- **Aim of the task**: Report each line of the entries that includes "resources" by copying it.

- **Entries shown**:
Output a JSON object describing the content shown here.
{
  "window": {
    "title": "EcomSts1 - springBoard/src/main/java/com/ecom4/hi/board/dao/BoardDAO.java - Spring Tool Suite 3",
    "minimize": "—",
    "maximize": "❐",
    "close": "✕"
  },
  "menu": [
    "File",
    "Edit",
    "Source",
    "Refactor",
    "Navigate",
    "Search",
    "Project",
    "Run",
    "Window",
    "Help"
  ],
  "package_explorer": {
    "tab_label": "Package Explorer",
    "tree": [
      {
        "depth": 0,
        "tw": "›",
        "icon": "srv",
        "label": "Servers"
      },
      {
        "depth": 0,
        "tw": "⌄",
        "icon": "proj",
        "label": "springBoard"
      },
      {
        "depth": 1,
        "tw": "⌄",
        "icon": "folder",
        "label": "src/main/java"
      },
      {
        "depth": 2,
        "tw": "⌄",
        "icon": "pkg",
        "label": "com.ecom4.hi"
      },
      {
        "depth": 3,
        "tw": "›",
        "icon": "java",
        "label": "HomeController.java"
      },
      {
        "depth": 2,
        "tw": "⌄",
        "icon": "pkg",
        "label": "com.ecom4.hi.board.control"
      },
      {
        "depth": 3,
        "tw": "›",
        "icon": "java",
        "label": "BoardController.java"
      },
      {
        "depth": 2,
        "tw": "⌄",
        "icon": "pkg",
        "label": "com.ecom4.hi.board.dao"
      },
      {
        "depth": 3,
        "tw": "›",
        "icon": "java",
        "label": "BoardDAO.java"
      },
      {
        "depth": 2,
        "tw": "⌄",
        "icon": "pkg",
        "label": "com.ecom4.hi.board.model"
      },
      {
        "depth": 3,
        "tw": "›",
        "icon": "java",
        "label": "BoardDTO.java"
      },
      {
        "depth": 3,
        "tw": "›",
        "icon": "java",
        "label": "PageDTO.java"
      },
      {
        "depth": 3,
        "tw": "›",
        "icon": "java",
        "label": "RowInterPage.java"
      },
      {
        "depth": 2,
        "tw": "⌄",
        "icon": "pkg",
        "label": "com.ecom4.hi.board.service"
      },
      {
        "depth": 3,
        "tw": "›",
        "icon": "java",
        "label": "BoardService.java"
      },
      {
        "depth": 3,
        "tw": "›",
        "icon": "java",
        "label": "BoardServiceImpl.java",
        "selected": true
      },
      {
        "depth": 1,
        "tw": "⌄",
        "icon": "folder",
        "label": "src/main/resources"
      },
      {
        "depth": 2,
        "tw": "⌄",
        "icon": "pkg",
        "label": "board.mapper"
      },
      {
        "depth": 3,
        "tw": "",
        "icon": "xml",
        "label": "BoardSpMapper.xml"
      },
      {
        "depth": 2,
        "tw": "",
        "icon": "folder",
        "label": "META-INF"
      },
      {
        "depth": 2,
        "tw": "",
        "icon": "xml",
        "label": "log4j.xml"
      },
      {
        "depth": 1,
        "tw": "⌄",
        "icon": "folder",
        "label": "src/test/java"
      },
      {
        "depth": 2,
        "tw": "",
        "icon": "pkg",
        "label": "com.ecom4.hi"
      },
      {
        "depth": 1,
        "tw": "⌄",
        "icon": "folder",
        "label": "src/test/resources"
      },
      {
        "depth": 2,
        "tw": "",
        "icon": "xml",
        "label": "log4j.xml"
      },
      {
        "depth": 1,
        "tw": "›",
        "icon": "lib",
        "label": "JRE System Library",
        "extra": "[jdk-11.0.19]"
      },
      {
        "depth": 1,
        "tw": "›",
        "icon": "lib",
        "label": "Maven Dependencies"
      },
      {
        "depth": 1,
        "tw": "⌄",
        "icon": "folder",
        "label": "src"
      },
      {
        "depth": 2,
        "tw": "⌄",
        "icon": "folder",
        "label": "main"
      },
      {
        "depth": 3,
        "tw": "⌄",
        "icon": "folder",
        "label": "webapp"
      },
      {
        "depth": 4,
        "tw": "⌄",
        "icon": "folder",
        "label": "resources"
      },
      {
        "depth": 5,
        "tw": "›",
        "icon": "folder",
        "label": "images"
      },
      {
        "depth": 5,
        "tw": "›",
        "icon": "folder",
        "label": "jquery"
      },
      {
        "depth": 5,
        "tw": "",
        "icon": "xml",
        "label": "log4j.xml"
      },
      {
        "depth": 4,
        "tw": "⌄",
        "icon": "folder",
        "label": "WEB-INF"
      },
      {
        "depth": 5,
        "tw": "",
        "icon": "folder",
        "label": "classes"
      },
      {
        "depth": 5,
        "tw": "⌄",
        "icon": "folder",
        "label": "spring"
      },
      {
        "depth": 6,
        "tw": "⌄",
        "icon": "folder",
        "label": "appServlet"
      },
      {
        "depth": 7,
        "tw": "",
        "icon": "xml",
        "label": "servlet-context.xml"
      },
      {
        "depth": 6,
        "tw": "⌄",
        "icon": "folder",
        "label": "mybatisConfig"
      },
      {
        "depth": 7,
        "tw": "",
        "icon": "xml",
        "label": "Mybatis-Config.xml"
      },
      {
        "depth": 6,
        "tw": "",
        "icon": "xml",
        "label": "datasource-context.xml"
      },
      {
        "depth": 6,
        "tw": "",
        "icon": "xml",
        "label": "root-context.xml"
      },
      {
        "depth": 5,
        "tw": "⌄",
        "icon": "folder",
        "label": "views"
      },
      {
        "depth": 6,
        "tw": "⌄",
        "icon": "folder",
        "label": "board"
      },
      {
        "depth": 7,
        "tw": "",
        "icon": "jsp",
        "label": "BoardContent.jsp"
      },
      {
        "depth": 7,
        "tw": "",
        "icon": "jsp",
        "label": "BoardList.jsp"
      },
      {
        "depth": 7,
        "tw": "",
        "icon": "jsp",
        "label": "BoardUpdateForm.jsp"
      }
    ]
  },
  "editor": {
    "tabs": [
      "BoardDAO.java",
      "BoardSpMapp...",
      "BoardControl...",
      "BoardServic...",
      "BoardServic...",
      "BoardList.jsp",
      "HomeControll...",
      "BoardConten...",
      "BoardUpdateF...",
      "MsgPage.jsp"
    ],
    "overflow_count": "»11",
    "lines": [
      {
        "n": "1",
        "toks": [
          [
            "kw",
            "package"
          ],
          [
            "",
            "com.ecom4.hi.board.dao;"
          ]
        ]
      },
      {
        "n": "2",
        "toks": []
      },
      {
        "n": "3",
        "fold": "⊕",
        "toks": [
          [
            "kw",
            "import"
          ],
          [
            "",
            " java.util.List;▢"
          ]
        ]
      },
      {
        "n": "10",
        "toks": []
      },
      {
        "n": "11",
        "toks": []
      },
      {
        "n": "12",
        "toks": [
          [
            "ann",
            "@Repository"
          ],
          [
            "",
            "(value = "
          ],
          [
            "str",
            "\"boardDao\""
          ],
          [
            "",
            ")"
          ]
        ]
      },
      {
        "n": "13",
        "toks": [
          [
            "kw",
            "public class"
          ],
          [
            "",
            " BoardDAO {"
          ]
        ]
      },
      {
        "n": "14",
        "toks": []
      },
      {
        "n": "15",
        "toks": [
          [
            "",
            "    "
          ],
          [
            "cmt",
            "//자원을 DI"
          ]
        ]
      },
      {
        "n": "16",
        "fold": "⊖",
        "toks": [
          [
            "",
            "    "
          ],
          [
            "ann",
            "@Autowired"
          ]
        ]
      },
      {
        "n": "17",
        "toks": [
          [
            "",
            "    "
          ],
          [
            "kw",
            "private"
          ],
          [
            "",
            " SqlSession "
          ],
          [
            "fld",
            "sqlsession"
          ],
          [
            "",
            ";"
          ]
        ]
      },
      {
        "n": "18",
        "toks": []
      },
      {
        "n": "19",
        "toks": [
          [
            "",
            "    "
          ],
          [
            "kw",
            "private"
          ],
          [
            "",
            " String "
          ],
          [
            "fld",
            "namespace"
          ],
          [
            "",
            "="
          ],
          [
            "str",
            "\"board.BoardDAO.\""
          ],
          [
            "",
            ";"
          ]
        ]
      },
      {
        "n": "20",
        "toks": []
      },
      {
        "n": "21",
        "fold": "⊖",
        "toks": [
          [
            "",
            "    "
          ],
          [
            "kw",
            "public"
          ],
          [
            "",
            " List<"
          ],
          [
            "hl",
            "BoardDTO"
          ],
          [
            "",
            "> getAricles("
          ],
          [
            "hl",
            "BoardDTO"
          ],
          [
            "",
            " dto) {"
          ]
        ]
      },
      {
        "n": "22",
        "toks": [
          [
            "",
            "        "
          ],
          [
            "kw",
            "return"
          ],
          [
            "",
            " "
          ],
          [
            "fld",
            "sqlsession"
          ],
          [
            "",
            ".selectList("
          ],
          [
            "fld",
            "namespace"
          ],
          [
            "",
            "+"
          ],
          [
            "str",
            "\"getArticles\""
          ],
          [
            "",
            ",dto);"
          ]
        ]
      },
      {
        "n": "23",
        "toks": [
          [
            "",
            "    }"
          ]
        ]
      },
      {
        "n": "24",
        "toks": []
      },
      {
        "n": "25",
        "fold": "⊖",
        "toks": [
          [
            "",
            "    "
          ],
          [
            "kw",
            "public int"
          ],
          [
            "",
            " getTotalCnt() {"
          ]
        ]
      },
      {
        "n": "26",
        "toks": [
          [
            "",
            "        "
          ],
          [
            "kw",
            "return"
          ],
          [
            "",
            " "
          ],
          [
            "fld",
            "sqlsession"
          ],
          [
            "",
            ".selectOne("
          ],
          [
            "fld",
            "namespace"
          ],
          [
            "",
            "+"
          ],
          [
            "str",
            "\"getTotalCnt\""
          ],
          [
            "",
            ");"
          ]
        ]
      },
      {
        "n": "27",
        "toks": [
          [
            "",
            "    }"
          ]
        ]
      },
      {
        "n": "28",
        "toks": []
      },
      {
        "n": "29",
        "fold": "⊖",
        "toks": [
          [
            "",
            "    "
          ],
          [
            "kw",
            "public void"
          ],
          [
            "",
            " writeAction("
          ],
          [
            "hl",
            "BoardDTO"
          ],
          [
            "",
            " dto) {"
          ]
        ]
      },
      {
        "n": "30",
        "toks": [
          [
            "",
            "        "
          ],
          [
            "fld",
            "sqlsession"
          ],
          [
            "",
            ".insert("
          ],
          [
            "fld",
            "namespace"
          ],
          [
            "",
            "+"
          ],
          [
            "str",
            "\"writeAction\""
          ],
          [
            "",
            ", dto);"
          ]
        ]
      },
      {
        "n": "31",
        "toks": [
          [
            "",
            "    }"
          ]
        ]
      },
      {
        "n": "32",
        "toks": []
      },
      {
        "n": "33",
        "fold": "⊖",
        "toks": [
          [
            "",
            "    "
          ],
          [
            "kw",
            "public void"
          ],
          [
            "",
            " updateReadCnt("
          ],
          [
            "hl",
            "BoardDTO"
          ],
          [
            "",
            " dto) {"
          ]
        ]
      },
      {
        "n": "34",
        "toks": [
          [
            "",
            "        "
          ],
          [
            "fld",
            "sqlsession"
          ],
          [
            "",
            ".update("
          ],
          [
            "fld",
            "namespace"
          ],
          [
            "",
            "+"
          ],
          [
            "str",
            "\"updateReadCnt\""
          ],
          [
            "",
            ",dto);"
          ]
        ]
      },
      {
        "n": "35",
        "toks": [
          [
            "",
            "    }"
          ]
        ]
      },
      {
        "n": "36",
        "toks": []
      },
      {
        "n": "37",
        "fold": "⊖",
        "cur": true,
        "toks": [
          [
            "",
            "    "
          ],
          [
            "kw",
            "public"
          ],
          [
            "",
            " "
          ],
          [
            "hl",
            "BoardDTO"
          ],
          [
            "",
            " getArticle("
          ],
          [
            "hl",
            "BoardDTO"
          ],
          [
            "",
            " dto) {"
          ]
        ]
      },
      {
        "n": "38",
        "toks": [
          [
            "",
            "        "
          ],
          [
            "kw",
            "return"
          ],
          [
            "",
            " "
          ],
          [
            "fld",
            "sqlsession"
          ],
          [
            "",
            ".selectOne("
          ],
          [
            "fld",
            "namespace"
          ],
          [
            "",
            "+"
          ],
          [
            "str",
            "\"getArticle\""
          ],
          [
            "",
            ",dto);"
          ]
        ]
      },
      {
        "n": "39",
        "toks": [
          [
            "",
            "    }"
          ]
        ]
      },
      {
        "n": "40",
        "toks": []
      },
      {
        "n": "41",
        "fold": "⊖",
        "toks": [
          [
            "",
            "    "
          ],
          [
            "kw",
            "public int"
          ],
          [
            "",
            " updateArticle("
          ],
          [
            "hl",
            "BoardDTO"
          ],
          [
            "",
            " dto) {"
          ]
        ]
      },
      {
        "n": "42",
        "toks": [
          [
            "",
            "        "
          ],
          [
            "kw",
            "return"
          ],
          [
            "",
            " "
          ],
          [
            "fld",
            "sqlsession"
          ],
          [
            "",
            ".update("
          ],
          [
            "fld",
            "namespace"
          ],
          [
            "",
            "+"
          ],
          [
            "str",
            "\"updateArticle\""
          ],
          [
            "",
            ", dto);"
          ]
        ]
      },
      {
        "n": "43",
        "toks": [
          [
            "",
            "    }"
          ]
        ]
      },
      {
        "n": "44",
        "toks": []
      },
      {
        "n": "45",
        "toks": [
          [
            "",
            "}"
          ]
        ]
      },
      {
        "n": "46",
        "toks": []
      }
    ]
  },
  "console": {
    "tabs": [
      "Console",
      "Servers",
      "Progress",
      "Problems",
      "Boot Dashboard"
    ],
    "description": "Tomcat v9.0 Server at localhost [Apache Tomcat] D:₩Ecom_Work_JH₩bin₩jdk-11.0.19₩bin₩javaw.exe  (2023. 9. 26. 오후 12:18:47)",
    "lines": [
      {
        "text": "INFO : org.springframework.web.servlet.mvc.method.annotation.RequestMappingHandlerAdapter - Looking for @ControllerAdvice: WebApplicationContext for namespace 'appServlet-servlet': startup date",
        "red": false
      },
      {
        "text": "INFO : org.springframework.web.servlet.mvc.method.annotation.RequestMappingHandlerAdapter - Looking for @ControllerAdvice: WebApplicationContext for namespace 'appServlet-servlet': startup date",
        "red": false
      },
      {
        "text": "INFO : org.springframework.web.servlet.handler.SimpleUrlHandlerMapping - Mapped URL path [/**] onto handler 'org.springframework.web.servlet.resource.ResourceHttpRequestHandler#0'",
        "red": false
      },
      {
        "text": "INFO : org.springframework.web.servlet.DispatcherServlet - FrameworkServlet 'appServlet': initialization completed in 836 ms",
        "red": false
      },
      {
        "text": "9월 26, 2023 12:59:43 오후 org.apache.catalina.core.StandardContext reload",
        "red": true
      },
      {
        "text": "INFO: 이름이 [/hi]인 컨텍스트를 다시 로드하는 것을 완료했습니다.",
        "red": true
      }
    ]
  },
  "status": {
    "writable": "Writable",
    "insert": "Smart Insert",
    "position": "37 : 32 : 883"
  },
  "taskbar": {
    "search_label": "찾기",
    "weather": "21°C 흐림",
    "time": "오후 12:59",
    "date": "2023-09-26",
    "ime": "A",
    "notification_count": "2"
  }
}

- **Completed exercise**:
        "label": "src/main/resources"
        "label": "src/test/resources"
        "label": "resources"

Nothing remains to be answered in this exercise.